Professor David Haslam, President of the RCGP, said: “The Disability Care Award is not just about making sure patients can access services through automatic doors and hearing loops, although obviously these are very important. It is about rewarding GP practices who have taken a really strong stance and dedicated their time and energies to creating a focal point for the local community; where everyone, whether or not they feel they suffer from a disability, feels their problems can be understood and eased where possible.”
John Knight, Head of External Policy at Leonard Cheshire, said: “Elliott Hall Medical Centre really demonstrates good patient-centred care in their approach and also has strongly embedded community links. Through its links with the Princess Royal Trust for Carers there is also proactive support for carers.  There is strong evidence of disability awareness in their services and facilities for disabled patients. They also have a very good website.”
Dr Chris Jenner, GP Principal at Elliott Hall Medical Centre, is justly proud of their work, which they strive to build on year after year. Dr Jenner said: “The practice team and the Patients’ Association are very proud of the work we do together to support patients with disability. It is particularly satisfying that we were proposed for this award by a patient. This award and the prize money will help us to build on these achievements.

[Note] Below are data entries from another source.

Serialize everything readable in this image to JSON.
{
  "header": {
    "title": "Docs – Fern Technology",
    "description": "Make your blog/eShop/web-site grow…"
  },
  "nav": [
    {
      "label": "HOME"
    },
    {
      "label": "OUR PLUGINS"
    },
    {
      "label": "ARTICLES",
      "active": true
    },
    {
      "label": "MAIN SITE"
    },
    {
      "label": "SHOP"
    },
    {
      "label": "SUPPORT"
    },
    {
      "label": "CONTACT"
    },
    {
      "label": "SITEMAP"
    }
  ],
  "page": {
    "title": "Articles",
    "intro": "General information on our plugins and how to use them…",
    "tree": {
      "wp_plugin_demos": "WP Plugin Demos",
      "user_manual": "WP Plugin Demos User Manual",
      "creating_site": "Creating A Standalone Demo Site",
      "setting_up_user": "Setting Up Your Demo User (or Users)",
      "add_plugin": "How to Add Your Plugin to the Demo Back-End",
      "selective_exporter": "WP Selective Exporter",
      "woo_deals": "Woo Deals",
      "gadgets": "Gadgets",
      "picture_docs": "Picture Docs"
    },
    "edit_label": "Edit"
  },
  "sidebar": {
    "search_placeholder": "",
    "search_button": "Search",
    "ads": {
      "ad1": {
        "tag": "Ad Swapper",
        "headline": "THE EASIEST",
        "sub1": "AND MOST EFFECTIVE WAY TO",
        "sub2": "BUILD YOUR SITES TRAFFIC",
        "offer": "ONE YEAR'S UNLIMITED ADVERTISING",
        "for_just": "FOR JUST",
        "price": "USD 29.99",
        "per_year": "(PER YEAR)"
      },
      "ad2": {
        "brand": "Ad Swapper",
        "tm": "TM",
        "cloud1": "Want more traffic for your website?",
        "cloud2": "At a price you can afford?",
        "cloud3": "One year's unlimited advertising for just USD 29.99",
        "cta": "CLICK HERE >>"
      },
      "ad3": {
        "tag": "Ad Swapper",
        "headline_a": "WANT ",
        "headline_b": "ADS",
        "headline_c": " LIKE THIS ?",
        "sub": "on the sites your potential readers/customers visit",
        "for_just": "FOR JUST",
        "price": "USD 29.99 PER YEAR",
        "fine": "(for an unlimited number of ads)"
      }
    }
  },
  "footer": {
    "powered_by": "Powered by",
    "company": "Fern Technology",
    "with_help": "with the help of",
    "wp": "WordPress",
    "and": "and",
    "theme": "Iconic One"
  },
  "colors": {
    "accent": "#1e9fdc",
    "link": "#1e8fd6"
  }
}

We are always looking at ways of improving services.
“We are now planning to lobby patients with a wide range of disabilities to see what improvements to prioritise and will use the prize money to support these initiatives.”
The adjudicators were much impressed this year with the overall quality of applications. Whilst only one practice can be selected as a winner, the Village Medical Centre, Kingswood Way, Great Denham, Bedford, was highly commended. In particular, the panel praised the comprehensive information package, the transport systems to bring patients with their carer to the surgery and disability-friendly procedures. All these have been developed since the practice opened only a few years ago.